This leads to the eyelashes rubbing on the eyeball, scarring the front of it
Untreated this can lead to sight problems, and eventual blindness
The scarring eventually makes the eyelid turn inwards, causing the eyelashes to scratch against the cornea.
It is excruciatingly painful and if left untreated leads to irreversible blindness.
“The dangerous thing about trachoma is that there are very few symptoms for children,” says Dr Wondu Alemayehu, one of the leading eye specialists in Ethiopia, and technical adviser for the Fred Hollows Foundation, which is leading a campaign in Ethiopia to tackle the scourge of trachoma.
“A child with trachoma would have a little bit of discomfort but not that much.
“It’s what they pass on to their mothers that can become dangerous.”
The World Health Organization estimates that 21 million people are affected by trachoma, of whom about 2.2 million are visually impaired and 1.2 million blind.
The Oromia region in southern Ethiopia is home to more than 30 million people and has the highest prevalence of trachoma in the country at around 42%. The disease prevails in hot dusty areas where people often lack access to sanitation.
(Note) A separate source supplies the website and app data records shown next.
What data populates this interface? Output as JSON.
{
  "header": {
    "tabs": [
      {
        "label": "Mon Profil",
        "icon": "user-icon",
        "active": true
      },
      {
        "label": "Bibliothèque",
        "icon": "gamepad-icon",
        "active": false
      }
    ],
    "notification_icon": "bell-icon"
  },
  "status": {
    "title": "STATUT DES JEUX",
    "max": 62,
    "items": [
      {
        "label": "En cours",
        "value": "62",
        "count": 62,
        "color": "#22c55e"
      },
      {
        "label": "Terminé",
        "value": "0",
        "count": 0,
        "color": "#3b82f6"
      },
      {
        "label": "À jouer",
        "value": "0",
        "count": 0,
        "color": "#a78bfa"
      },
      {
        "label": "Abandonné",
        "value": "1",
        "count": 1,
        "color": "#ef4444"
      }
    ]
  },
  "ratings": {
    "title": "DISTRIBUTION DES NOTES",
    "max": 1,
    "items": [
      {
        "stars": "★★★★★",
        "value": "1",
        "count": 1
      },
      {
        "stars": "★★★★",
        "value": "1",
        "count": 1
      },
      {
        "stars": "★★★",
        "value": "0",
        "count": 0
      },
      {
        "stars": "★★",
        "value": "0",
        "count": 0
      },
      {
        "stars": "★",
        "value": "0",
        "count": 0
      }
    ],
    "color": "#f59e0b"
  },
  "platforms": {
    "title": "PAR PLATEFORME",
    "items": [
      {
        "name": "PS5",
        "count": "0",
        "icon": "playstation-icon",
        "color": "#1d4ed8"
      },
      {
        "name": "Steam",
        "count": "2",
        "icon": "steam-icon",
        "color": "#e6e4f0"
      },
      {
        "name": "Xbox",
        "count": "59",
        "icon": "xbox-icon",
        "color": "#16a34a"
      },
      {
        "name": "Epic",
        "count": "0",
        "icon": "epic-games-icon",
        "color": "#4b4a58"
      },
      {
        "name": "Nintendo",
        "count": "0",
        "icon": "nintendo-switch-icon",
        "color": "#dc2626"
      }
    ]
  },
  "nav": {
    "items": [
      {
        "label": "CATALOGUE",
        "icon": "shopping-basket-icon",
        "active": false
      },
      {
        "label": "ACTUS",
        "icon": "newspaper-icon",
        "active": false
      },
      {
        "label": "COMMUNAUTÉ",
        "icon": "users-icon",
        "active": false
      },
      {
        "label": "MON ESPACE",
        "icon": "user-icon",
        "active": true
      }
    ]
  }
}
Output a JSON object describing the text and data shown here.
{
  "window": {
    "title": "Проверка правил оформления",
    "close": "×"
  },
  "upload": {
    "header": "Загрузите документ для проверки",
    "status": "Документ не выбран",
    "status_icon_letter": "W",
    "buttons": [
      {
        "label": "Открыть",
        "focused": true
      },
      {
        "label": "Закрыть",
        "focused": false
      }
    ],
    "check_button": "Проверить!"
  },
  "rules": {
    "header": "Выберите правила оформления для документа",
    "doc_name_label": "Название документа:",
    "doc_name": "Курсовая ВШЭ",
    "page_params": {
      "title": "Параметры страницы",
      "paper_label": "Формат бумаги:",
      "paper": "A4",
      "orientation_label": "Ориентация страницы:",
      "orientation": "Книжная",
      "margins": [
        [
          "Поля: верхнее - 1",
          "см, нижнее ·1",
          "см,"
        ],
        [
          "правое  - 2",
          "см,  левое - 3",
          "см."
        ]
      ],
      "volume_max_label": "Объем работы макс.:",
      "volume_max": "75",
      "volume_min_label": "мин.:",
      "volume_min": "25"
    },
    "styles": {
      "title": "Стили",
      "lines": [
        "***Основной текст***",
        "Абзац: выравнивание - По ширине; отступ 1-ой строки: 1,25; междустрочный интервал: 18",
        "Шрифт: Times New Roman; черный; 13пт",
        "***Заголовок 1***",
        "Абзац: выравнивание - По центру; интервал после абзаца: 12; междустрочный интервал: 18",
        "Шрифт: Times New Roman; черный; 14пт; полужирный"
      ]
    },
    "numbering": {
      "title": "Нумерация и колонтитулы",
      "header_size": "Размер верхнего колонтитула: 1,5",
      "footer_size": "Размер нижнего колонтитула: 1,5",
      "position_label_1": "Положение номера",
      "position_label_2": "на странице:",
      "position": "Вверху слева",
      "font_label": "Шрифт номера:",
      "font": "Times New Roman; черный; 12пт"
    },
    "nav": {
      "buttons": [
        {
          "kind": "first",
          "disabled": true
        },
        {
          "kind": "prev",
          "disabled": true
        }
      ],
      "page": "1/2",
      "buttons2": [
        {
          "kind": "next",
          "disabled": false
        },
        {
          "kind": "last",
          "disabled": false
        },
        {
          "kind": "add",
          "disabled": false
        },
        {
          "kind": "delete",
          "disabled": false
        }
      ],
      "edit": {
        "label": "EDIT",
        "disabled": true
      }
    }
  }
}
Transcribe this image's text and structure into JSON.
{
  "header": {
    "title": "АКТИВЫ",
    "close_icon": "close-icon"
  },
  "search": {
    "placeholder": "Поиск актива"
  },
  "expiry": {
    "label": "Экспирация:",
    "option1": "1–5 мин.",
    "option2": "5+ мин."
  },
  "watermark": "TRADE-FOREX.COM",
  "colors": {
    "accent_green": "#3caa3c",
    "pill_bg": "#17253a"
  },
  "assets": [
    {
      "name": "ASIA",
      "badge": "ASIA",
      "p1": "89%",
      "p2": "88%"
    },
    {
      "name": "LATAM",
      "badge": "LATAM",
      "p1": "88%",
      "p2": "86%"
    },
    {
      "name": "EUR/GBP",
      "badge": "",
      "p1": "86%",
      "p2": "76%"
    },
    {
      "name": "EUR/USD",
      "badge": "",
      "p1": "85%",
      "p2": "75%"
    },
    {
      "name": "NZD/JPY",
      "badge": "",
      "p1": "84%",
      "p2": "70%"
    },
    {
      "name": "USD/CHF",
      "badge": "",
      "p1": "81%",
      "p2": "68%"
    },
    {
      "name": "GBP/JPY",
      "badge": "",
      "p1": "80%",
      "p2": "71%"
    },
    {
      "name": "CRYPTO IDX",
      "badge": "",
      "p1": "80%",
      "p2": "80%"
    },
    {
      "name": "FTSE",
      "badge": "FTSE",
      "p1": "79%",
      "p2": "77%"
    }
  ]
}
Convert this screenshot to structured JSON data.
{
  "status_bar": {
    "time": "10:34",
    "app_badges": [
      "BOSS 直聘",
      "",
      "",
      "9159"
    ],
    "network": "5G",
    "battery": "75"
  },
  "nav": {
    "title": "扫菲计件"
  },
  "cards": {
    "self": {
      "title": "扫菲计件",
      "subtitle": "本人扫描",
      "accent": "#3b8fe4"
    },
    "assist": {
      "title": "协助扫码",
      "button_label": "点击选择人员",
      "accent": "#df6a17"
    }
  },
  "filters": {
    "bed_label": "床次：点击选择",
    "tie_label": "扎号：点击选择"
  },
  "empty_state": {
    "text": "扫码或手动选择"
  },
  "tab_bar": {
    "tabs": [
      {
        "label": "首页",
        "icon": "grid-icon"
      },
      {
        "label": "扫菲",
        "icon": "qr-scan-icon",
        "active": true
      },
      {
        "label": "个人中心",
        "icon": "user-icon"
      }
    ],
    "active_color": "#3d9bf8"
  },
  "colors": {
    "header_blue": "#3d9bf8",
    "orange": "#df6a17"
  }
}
Some three miles (5km) from the school, at a clinic set up to screen for trachoma, 60-year-old Sharage Feyine waits patiently to be examined.
She rubs her eyes incessantly and says her vision problems – pain in both eyes and terrible itching – began a year ago.
“I used to be able to cook for my family. Now I have become dependent,” she says.
Relief to thousands
“The pain and the devastation of trachoma can be stopped by 10 minutes of surgery,” says Dr Alemayehu.
Dr Alemayehu has trained a team of local health workers to perform trichiasis surgery in their community.
The surgery is designed to rotate the eyelid outwards, directing the eyelashes away from the eyeball.
Man pointing to large eye diagram on wall while children listen
Without the correction, the pain and scarring continues, eventually causing blindness.
Going from village to village, the team is taking treatment directly to those suffering from the disease.
Within Oromia alone, 200,000 people are at risk of going blind unless they have surgery.
Women are twice as likely as men to develop the disease as a result of caring for children who have active trachoma.
Mapping the problem
“Trachoma is a disease of poverty,” says Simon Bush, director of the Neglected Tropical Disease programme at Sightsavers.
“It is endemic in areas which have poor access to water and sanitation.”
The British charity is leading a coalition of NGOs with the ambitious aim of ridding the world of trachoma by 2020.
The first step is to map the prevalence of the disease – a global survey to examine four million people in more than 30 countries by March 2015.
Key to the mapping process are specially trained ophthalmic nurses who visit each household in the survey area.
Using an app installed on a mobile device, results are instantly uploaded to a site which charts the mapping process.
Monitors also provide antibiotics to anyone showing signs of the infection, and refer those who cannot be treated in this way for surgery.
Two days after surgery, Misiak , a woman in her 40s, returns to the clinic with some trepidation to have her bandages removed.
She admits to having had a sleepless night, worrying about the outcome.
Dr Wondu Alemayehu watches proudly as two members of his surgical team remove Misiak’s bandages before applying ointment to both eyes.
Sitting up, Misiak is initially dazed, but as she begins to realise she can see again, a huge smile lights up her face.
“You are all beautiful!” she exclaims, reaching out to touch Dr Alemayehu’s hand.
“My goodness, it’s like I have been given another chance at life.”